Original Post Date: September 5, 2019
The second game chosen to receive the Nettou treatment was Garou Densetsu 2, known in the West as Fatal Fury 2. While the original Fatal Fury offered only a small selection of characters and an emphasis on the single-player mode, Fatal Fury 2 boasted a larger character roster, allowing for a more proper competitive fighting experience.
Thankfully, the character roster is retained fully in this handheld edition. There are eight primary characters to choose from, and just as in the previous Nettou title, there are also a number of secret characters who can be selected via a simple code, specifically the four boss characters.
Unfortunately, one of Fatal Fury’s trademark features was lost in the transition, that being the ability to switch planes mid-match. In the original Fatal Fury 2 (as well as most games in the series), the player could freely hop into the background, as well as back to the foreground.

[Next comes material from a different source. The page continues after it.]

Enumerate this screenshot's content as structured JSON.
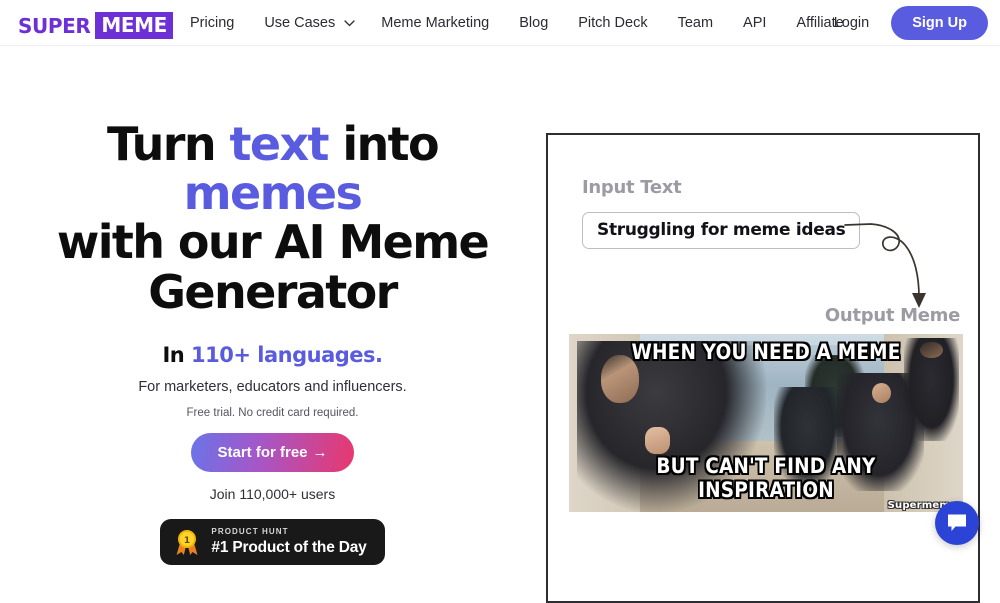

There were also certain attacks that could be used to knock one’s opponent to the opposite plane. In this edition of the game, this feature has been stripped away and thus, the fights take place solely in a single-plane, 2-D format.
Otherwise, the game’s essence has been recreated faithfully, for the most part. Each character retains their desperation move, a powerful attack that can be unleashed once their health bar decreases enough that it starts to flash. Even with only two face buttons available for the Game Boy, the four-button attack scheme has been simulated by making the buttons pressure-sensitive, meaning you’ll perform a heavy attack when the button is held down longer while tapping the button will perform a light attack.
Overall, Nettou Garou Densetsu 2 is an adequate addition to the series, but unlike in the case of Samurai Shodown, it does end up feeling like a slightly watered-down version of itself. Its pacing is significantly reduced compared to its full-sized counterpart, and the lack of plane-switching means that it loses a bit of the identity it once held. Nonetheless, it is a fine handheld fighter in its own right.